After checking in Addison Russell at Stockton, I thought I would do some more scouting over at Raley Field in Sacramento. I was mostly interested in Grant Green (I was putting together a piece recommending Oakland sell high at the time of his callup), but I also got some footage of Oakland’s #2 ranked prospect Michael Choice.
The night I was in town, the River Cats had the pleasure of facing Diamondbacks left-hander Tyler Skaggs. I am hoping Skaggs was just really on that night, because he shut out the River Cats. But I was able to get footage of Choice getting a hit, and make enough swings to see consistent patterns.
Let’s take a look at a few of his swings.
The first thing that we can see is that Choice uses an early-stride swing, similar to what we saw in Addison Russell. When I first saw the swing, it kinda reminded me of an early David Wright. He has the early stride and BIG front leg turn. Wright has gone back-and-forth with the early-stride approach. I would like to see Choice at least lose the exaggerated front leg turn for reasons I will outline below.
Choice sets up slightly open, and it a pretty good attack position.
While I don’t like the early-stride approach, I prefer how Choice starts the movement over Russell. Choice keeps his torso in a good attack position, and prevents his weight from getting past his rear leg.
From the launch position, Choice simply places his front foot on the ground. Choice doesn’t allow his torso to tip backward, as his head is in front of his belt buckle. A lot of people claim the early stride approach helps hitters “stay back” for off-speed pitches. In fact, the opposite is true. Keep in mind, at the point Choice puts hit foot down, the pitcher has not released the ball.
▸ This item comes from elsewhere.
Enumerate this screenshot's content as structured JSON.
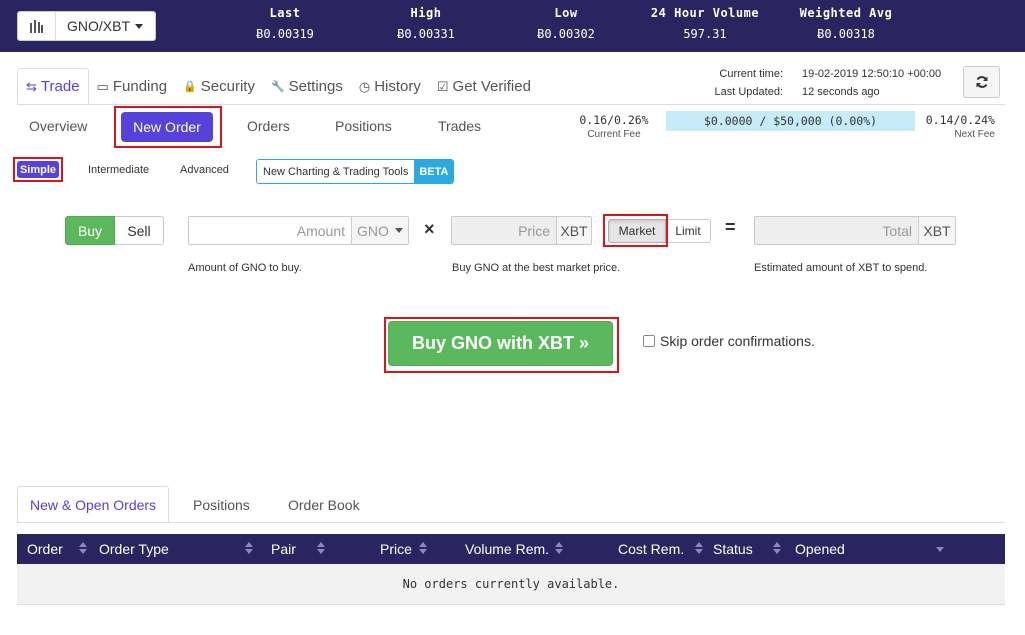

Here we can see Choice’s big inward turn of the front leg. I don’t like this at all. To be able to adjust to off-speed pitches, hitters need to be able to land with the front side closed, wait on the pitch, then open the front side. There is no way Choice can complete his stride without at least partially opening his front side. Once the front side starts to open, the rear side wants to follow.
I will call this Choice’s toe touch. I would like to see him just land in this position without the big inward turn. As we can see, Choice has already opened the front side, basically giving his swing a running start. Like I said, this makes adjusting for off-speed pitches difficult.
We can really see Choice’s running start or leak when we look at how he takes pitches. That’s a pretty big commitment to the pitch.
Like Addison Russell, despite the stride, he gets his swing going in a pretty good position. Like Addison Russell, his front shoulder action is a little lacking. (for more on the front shoulder function, go here)
Unlike Grant Green, Choice is in pretty good position. But could improve the front shoulder.
Choice’s swing looks pretty good here. I would like to see a little more depth in his swing. But not bad.
Pretty good here. His front arm is a little out in front due to the lack of front shoulder articulation.
If I had to grade Choice’s swing in one word, it would be meh. Not bad, but not great. He swings come in at 10 or 11 frames at 60 fps, so not world class bat speed. Plus he is going to struggle against the off-speed stuff. I am hoping that Choice (like David Wright and Bryce Harper) will lose the big inward turn of the front leg and improve on the front shoulder function.
Choice’s tools profile at hit: 3/5 and power: 5/6 (present/future out of 6). Unless he corrects the stride and gets a boost in in bat speed, I think 4 for both hit and power is more realistic. But considering those numbers with the 5 for speed and field, I think Choice may have a spot in the outfield next year. I see him as a cross of Coco Crisp and Chris Young (the good Chris Young, not the one the A’s got). Basically a .270 average and 15-23 homeruns. I wouldn’t peg him as a high OBP guy, but he has posted a respectable .383 this year, so who knows.
The latest farm report doesn’t profile him well at centerfield, which is unfortunate because I would like to see more production out of corner outfielders.
What do you guys think?